An album of songs inspired by Summer featuring works by Quilter, Brahms, Vaughan Williams, Gurney, Warlock, Ives, Debussy, Chausson, Finzi & Britten
Summer—often overshadowed by the rich, romantic outpouring dedicated to the glories of spring, yet it is hardly ignored. “Summer,” as Amy Lowell wrote, “is the very crown of nature’s changing year, when all her surging life is at its full.” It is a time of great vitality for both people and nature: birds and insects fill the air and trees with life and song, flowers bloom and begin to bear fruit. Summer is also a time of labour and of relaxation, of blossoming love and of childhood adventure. Above all, summer is a time to fully experience the joys, aches, and wonders of time spent out of doors.
This collection of British, American, German, and French art songs attempts to capture these aspects of our interaction with the natural world over the course of a summer’s day. Selections from the Golden Age of English song paint a spectrum of images and emotion: Quilter’s rapturous songs of new love and summer mornings in Daybreak; the sensuous satisfaction of Vaughan Williams’s Silent Noon and Youth and Love and of Warlock’s Late Summer; and the haunting dreaminess and heartbreak of Britten’s The Salley Gardens, and Gurney’s Sleep. In further contrast, Finzi’s setting of Hardy’s Summer Schemes, tempers our delight in nature with a world-wise sensibility, while Butterworth’s Housman settings remind us that the summertime is not immune from sorrow nor is the season bereft of loss.
Soaring to lands beyond Britain, American Charles Ives, conveys the joys of New England summers—from the boyhood innocence of The Greatest Man and The Circus Band to the fluvial Housatonic at Stockbridge. Brahms’s masterful lieder are represented, from the furiously passionate Meine Liebe ist grün to the ethereal Feldeinsamkeit, which inscribes a perfect moment of suspended time. Debussy’s ebullient settings of Verlaine’s evocative landscape poems, rich in seasonal imagery and dating from the poet’s visits to England, are dedicated to Chausson. In turn, the fluttering texture of Chausson’s Les papillons contrasts with his sumptuous and erotic setting of Le calibre.
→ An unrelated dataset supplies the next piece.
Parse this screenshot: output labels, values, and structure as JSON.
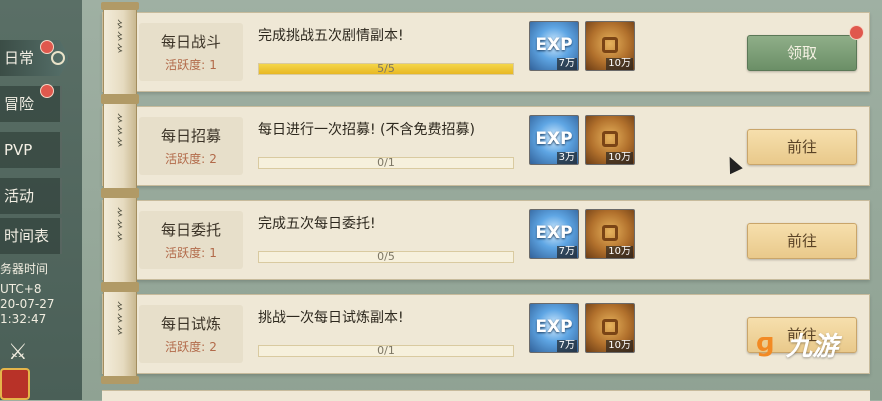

William Carlos Williams wrote that “in summer, the song sings itself.” One hopes this collection allows the listener to glimpse, in some small manner, how wonderfully and in how many ways this is true.
This album was recorded in summer of 2009 for a June 2010 release at the CBC’s Glenn Gould Studio in Toronto with longtime producer Keith Horner and engineer David Burnham at the helm. Many thanks to Mark Steinmetz and the CBC for providing access to the Glenn Gould space for the recording session as well as to Nathalie Simon for designing the cover and booklet and to Jack Illingworth for the photography.